- CEOs who are paid less than their peers are more likely to engage in layoffs, according to new research published in ScienceDaily. The study, led by faculty at Binghamton University, State University of New York, and at the Rutgers School of Management and Labor Relations, found that those who are "underpaid" are four times more likely to lay off staff, regardless of company size and industry conditions.
- But "do these actions actually pay off for the CEO?" ScienceDaily asked; "Well, it depends." CEO pay generally increased in the year following a layoff when the company's performance improved. But if the company and the shareholders didn't benefit from the layoffs, neither did the CEO, in most cases.
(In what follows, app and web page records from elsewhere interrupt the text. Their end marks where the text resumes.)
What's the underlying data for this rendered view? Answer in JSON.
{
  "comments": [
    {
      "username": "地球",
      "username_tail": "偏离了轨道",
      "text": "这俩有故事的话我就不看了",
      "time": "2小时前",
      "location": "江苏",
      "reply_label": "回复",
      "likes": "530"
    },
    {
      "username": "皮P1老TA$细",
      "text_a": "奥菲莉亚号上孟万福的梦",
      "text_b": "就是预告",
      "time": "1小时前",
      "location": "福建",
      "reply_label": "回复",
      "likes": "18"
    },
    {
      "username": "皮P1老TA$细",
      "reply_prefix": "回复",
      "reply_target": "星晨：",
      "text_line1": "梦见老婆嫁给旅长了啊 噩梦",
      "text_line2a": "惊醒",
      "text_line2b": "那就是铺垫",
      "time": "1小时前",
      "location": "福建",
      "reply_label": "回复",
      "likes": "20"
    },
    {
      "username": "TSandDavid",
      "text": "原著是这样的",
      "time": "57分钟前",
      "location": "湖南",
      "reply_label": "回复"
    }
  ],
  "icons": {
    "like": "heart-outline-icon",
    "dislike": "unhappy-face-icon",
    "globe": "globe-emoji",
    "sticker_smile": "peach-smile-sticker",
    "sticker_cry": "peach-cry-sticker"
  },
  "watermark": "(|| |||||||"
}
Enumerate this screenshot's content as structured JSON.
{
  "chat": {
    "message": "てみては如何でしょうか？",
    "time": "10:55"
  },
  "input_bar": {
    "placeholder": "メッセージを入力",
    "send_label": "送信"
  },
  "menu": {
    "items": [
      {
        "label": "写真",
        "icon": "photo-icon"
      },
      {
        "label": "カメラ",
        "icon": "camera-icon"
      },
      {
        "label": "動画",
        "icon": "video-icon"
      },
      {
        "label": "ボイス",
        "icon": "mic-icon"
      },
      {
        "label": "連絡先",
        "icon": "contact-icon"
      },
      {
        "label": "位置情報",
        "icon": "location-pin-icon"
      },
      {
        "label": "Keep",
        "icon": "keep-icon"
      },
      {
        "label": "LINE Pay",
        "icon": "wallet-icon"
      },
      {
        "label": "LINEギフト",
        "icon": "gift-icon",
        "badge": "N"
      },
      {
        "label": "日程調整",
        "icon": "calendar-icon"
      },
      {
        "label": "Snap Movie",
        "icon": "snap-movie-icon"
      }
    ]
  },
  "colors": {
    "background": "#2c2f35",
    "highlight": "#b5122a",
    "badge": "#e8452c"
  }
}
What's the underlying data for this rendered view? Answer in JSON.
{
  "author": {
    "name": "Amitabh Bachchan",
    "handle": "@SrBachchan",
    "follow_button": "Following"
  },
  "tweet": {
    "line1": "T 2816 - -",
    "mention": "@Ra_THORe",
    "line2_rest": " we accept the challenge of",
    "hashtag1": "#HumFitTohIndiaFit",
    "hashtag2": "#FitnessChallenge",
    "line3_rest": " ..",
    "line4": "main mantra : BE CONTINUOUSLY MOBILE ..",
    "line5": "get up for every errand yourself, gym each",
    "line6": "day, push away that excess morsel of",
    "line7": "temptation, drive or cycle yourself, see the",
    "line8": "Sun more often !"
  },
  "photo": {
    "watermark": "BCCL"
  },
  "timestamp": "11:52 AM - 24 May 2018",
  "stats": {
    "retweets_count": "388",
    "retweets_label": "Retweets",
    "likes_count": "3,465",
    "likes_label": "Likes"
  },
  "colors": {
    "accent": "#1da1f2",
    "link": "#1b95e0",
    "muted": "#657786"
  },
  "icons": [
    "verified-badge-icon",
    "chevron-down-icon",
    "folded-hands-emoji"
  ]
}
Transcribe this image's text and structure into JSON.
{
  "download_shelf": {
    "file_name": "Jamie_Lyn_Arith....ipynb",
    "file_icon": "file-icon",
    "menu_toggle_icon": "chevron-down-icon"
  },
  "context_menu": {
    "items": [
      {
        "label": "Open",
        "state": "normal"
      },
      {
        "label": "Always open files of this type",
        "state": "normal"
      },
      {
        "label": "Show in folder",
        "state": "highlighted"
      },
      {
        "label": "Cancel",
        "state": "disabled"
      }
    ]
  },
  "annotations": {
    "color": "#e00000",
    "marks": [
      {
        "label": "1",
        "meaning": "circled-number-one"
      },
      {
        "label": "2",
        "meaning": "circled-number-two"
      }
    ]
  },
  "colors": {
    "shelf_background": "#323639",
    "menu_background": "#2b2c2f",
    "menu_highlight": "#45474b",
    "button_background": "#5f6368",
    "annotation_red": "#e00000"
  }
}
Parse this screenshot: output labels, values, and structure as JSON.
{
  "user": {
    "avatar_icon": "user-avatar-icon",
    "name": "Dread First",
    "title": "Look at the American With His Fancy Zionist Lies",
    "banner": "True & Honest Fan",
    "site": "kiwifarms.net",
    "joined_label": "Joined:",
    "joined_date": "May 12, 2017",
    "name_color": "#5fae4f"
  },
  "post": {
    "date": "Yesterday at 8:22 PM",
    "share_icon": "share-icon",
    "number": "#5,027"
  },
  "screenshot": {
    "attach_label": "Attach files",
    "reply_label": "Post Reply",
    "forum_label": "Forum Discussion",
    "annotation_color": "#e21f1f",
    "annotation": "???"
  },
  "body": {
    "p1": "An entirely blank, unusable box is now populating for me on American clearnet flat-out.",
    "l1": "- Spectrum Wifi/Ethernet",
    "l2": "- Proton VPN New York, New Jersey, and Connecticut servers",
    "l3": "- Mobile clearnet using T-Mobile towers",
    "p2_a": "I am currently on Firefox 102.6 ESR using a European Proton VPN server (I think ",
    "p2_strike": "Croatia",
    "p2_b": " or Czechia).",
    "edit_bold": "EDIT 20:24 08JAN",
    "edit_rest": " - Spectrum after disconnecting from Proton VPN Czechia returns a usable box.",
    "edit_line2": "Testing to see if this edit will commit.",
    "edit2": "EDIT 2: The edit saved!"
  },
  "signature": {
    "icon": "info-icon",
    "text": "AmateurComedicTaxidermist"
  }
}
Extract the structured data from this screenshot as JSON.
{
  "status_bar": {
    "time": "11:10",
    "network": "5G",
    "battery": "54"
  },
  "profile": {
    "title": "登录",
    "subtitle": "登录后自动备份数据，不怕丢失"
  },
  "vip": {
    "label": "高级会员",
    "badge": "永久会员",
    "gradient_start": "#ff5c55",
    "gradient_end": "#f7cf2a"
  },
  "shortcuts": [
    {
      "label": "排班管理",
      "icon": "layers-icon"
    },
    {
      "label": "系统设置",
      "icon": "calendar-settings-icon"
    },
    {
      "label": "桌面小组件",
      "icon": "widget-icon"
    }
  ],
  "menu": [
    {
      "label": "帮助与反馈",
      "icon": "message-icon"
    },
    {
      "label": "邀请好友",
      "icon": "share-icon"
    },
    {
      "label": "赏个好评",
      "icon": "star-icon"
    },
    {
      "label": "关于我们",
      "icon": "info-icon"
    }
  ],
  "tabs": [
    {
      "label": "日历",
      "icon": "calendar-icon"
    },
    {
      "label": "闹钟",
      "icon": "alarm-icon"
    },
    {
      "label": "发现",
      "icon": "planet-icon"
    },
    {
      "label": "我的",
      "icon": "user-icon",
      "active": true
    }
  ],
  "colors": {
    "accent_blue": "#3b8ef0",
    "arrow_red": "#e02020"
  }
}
- Scott Bentley, assistant professor of strategy at Binghamton, said the findings highlight the importance of corporate governance and aligning the interests of the CEO with shareholders and employees. "While we can't necessarily restrict a CEO's behavior or motivations, there may be ways to restrict the extent to which they are rewarded or impacted by decisions such as layoffs." The researchers analyzed data from S&P 500 companies from almost 20 years, across various industries.
While many factors go into setting CEO pay, the issue has never been as transparent as it's now becoming. Many employees, for the first time, got to see how their wages stack up against their CEOs' pay earlier this year. The disclosure was mandated by the Dodd-Frank Wall Street Reform and Consumer Protection Act and comes as other pay transparency movements are gaining momentum.
Shareholders are increasingly putting pressure on employers to conduct pay audits, to ensure protected characteristics are not factoring into pay. And several states, cities and counties have adopted salary history bans in recent months, forbidding employers from asking job applicants about past compensation.
These measures, some say, will force employers to adopt a formal compensation strategy and to be transparent about pay ranges. California's ban even requires employers to set ranges and disclose them to applicants who ask.
Still, some employers are holding out, fighting back against the bans and keeping pay a tightly guarded secret. They must remember, however, that it remains illegal, according to the National Labor Relations Board, to prevent workers from discussing pay.
Correction: This story has been updated to reflect clarified information about who authored the report.